Bill’s Blog

Posted: Aug 14, 2020 / 12:32 AM EDT Updated: Aug 14, 2020 / 02:08 AM EDT

We’re already down to the 10th letter of the alphabet. The latest tropical storm is Josephine. I had an aunt “Josie” (Josephine) and my grandmother was a Josephine (aka “Josefa” – which is a Spanish name). Right after her 24th birthday and with the rest of her family save a distant aunt all deceased, she decided to leave her native Austria and get on a ship and come to this new land of opportunity called the United States. That’s a fascinating story for another time…back to the tropical storm:

cone graphic

* If the storm is forecast to dissipate within 3 days, the “F

Here’s the forecast track of the storm. It should stay far enough north of the Virgin Islands to give them little more than a chance of a wave or two of showers and a little higher than average surf…and as a depression, it would likely mean a breezy and showery Tuesday night to Bermuda. At this point, no threat to the U.S. Here’s the forecast discussion and forecast advisory on the storm. Here’s a satellite view of the Atlantic/Caribbean:

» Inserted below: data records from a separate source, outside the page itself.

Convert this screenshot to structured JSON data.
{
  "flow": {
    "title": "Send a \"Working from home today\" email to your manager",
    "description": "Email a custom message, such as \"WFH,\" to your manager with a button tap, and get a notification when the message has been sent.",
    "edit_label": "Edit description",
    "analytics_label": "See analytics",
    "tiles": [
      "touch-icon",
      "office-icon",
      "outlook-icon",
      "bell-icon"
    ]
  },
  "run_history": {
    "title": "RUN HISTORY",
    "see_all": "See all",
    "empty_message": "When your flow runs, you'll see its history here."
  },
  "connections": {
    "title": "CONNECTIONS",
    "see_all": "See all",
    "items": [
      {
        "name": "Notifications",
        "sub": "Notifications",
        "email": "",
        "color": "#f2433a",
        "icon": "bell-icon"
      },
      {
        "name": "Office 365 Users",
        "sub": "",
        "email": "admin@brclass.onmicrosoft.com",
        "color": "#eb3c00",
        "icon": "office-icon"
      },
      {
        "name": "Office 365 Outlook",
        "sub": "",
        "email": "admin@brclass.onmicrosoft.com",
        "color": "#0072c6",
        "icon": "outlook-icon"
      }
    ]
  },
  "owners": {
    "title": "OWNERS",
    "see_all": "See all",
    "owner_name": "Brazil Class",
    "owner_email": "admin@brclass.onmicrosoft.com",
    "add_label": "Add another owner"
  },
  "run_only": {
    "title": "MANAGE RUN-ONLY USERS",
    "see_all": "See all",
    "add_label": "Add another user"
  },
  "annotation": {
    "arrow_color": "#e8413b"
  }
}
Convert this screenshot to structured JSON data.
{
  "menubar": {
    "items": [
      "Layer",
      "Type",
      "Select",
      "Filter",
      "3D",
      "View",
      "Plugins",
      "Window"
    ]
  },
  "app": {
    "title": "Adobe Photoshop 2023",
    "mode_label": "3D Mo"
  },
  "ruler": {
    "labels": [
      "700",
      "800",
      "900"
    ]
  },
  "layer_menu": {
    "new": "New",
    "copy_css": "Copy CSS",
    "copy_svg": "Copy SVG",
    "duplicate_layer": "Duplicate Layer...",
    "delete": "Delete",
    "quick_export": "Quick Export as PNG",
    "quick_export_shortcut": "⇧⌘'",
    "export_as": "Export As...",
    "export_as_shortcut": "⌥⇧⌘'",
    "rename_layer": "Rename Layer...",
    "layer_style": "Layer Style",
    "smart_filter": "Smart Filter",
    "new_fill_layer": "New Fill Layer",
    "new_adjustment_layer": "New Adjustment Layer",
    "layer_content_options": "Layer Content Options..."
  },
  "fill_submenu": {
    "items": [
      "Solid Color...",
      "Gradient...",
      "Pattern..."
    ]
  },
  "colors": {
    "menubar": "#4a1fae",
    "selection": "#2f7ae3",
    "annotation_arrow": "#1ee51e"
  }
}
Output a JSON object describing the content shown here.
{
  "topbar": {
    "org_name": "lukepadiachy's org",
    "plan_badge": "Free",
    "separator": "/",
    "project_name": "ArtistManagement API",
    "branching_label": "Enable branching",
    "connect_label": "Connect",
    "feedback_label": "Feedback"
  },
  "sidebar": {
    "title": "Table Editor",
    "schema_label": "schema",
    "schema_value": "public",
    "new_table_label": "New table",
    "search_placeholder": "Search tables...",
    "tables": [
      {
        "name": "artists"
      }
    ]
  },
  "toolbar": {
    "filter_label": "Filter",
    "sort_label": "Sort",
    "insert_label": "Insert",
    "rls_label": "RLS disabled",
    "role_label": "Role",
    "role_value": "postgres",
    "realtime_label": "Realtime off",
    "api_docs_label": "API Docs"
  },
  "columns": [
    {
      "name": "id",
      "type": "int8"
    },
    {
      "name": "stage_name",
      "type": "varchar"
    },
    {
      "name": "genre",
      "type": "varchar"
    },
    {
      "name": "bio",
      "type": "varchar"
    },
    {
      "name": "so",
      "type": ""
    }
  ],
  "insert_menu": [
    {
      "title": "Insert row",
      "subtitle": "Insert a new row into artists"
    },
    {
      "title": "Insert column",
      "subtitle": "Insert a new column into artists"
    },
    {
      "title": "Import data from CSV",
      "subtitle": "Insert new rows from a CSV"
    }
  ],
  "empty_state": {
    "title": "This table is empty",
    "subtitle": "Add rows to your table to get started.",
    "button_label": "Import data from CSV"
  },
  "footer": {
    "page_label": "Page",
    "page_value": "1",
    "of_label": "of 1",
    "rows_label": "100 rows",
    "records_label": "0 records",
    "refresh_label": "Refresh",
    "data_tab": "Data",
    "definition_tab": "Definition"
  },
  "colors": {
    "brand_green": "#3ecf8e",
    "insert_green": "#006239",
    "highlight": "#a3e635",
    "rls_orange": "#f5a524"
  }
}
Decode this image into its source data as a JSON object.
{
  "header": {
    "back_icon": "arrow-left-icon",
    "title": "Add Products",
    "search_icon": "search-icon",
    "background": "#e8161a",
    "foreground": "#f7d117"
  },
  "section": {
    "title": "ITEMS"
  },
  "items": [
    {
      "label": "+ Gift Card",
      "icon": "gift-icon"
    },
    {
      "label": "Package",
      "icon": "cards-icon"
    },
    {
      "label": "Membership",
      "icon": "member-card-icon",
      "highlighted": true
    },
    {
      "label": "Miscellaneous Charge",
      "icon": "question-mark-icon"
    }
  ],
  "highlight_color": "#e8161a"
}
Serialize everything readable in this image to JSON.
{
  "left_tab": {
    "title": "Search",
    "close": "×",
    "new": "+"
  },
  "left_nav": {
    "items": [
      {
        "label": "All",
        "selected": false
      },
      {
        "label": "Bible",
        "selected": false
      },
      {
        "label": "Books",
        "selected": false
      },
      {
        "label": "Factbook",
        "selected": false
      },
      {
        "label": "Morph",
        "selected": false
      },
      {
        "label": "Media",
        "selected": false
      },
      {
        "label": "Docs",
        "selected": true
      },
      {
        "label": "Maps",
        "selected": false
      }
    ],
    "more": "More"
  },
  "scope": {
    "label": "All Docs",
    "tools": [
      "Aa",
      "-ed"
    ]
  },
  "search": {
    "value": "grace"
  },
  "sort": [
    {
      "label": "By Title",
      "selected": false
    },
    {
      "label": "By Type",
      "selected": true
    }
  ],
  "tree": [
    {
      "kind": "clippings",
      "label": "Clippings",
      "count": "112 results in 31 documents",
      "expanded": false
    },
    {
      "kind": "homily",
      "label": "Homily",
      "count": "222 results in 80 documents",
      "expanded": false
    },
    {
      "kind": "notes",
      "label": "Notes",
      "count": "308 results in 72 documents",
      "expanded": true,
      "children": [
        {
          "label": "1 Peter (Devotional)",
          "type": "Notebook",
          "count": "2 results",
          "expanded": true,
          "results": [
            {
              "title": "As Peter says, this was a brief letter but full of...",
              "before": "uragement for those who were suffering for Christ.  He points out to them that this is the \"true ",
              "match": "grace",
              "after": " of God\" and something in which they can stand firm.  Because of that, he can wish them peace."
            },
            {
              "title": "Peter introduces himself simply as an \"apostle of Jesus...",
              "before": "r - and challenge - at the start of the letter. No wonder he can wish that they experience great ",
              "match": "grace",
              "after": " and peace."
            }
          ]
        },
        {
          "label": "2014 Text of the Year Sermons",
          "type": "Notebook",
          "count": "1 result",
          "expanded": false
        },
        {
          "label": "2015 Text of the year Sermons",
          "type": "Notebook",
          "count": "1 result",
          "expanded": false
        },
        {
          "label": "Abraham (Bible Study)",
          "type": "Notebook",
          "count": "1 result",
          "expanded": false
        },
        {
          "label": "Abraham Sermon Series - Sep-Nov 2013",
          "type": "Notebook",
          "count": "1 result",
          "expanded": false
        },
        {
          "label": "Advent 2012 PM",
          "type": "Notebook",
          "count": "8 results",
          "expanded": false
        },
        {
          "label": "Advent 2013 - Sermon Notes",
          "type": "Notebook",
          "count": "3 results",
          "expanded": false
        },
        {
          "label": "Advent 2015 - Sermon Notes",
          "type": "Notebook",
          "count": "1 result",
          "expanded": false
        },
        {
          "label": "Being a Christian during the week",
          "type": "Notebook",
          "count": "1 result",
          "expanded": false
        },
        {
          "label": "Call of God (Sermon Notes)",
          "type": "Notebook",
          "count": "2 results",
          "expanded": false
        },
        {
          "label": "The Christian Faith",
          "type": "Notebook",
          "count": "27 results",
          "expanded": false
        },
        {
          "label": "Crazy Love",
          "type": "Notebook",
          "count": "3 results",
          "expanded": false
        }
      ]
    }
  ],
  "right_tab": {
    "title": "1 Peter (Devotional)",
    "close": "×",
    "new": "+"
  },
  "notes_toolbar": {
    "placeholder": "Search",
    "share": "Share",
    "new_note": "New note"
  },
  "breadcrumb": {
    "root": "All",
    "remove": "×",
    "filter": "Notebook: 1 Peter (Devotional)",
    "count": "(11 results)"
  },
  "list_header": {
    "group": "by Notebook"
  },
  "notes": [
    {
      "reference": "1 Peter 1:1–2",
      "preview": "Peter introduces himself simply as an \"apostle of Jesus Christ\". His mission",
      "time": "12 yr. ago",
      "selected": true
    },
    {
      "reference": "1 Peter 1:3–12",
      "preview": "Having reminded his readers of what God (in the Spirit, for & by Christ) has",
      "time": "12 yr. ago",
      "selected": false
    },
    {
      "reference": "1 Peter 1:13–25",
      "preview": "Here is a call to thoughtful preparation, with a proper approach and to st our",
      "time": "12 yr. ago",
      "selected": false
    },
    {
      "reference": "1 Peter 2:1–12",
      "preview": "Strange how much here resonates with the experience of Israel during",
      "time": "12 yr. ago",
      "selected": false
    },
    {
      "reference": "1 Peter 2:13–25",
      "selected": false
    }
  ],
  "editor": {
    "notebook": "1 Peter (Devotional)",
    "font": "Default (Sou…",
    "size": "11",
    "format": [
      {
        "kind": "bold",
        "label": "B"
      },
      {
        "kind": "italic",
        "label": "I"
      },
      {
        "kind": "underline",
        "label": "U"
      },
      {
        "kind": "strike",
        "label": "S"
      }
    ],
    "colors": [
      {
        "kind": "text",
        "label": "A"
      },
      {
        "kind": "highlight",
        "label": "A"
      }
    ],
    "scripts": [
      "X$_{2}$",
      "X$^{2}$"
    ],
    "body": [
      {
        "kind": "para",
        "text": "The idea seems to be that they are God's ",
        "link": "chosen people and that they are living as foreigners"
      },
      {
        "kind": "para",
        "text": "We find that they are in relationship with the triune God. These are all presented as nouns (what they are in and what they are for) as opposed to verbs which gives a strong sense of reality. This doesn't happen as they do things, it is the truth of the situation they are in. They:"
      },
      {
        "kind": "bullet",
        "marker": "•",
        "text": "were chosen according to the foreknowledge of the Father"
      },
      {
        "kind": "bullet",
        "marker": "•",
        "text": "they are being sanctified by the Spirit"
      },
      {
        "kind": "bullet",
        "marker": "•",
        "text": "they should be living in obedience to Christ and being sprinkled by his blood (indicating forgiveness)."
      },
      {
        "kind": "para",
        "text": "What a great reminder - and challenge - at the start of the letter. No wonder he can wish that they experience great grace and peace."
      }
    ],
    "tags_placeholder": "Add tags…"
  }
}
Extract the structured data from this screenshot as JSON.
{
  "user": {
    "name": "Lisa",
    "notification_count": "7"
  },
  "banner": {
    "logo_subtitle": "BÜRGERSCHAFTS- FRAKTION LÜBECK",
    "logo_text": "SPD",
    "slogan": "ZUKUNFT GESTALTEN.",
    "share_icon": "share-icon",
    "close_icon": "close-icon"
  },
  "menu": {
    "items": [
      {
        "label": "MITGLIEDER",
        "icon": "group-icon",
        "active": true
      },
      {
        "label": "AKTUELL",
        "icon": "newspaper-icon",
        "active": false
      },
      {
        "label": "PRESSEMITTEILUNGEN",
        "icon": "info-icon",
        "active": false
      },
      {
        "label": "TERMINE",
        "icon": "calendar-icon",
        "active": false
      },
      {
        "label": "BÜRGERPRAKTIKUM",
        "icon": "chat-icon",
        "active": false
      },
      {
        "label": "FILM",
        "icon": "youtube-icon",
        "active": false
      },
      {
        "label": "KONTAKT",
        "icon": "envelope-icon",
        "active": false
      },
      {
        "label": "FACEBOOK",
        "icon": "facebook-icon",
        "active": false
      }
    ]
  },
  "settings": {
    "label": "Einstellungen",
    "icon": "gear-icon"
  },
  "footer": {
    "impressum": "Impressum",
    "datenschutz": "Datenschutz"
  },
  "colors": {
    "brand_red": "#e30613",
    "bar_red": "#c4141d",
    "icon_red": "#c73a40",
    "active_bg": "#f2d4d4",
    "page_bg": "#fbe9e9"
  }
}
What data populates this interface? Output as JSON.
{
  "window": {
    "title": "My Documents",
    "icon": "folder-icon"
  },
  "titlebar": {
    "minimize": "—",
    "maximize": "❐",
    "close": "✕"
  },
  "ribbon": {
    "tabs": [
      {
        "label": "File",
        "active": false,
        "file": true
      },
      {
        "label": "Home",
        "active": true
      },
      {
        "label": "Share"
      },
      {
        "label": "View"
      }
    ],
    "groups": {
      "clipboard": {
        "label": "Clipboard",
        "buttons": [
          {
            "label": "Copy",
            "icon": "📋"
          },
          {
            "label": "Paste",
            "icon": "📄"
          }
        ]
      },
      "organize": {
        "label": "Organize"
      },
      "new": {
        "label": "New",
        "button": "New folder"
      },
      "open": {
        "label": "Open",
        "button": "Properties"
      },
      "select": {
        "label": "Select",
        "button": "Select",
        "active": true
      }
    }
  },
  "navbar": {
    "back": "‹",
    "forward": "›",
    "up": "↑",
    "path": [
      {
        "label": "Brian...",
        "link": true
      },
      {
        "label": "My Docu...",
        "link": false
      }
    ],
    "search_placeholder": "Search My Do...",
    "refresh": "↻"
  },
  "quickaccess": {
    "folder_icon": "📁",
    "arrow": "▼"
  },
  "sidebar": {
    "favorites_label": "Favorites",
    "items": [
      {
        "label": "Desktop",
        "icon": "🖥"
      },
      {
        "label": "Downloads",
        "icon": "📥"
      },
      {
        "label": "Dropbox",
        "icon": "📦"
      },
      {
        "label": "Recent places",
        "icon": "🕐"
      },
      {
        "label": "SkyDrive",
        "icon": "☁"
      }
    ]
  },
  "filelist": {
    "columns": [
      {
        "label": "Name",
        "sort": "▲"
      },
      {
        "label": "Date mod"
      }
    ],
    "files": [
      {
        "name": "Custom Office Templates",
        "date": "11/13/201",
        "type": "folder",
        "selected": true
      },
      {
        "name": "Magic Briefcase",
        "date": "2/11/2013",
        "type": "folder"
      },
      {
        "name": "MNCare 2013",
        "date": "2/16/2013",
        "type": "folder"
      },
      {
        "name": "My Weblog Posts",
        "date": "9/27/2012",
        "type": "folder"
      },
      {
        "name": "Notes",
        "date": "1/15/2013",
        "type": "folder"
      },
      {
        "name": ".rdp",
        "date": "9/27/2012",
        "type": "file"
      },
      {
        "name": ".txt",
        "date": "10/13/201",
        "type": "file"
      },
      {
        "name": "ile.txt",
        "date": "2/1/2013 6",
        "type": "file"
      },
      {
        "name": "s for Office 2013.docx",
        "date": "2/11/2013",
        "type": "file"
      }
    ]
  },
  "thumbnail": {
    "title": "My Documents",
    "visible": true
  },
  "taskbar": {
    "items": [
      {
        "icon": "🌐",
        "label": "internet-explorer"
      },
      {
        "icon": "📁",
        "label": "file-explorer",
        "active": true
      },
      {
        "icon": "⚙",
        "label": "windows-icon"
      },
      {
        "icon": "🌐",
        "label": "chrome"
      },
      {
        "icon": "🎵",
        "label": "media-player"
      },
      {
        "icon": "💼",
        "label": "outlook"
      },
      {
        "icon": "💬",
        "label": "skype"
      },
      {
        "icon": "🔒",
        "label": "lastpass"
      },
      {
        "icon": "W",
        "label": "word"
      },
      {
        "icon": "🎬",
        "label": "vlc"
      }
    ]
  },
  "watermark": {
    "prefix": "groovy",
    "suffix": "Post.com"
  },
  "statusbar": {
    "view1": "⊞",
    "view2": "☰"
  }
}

https://michigandailynews.com/wp-content/uploads/2020/08/tropical-storm-josephine.gif
Atlantic Hurricane names for 2020

Here’s a look at the list of hurricane names for 2020 in the Atlantic. I think run the list this year, in a very active Atlantic hurricane season…the most active since the Katrina year of 2005. In the meantime, the rest of the world has had a fairly quiet hurricane season. Often the eastern Pacific gets more hurricanes than the Atlantic, but this year, we’ve only made it to the letter “e” in the Eastern Pacific.

List of Hurricane names in 2020 for the Eastern Pacific

Here’s a list of hurricane names for the Eastern Pacific for 2020. The next name on the list is Fausto and that’s forming now:

Tropical Activity in the Eastern Pacific

The biggest tropical story of the year is the lack of tropical storm activity in the Western Pacific…record quiet…which is good:

The ACE Index is a measure of the number and strength of tropical cyclone activity. Here’s where the index stands as of Fri. AM 8/14:

ACE Index as of early AM 8/14/20

While the N. Atlantic has had 190% of average activity year-to-date, look at the very low ACE number in the Eastern and Central N. Pacific (58%) and the record low activity year-to-date (14%) in the Western N. Pacific.

While the dollar-damage from tropical storms has increased, due to inflation and the fact that there has been so much build-up along the coasts (look at Sanibel and Marco Islands), the data clearly shows that tropical storm activity has not increased over the last 30 years.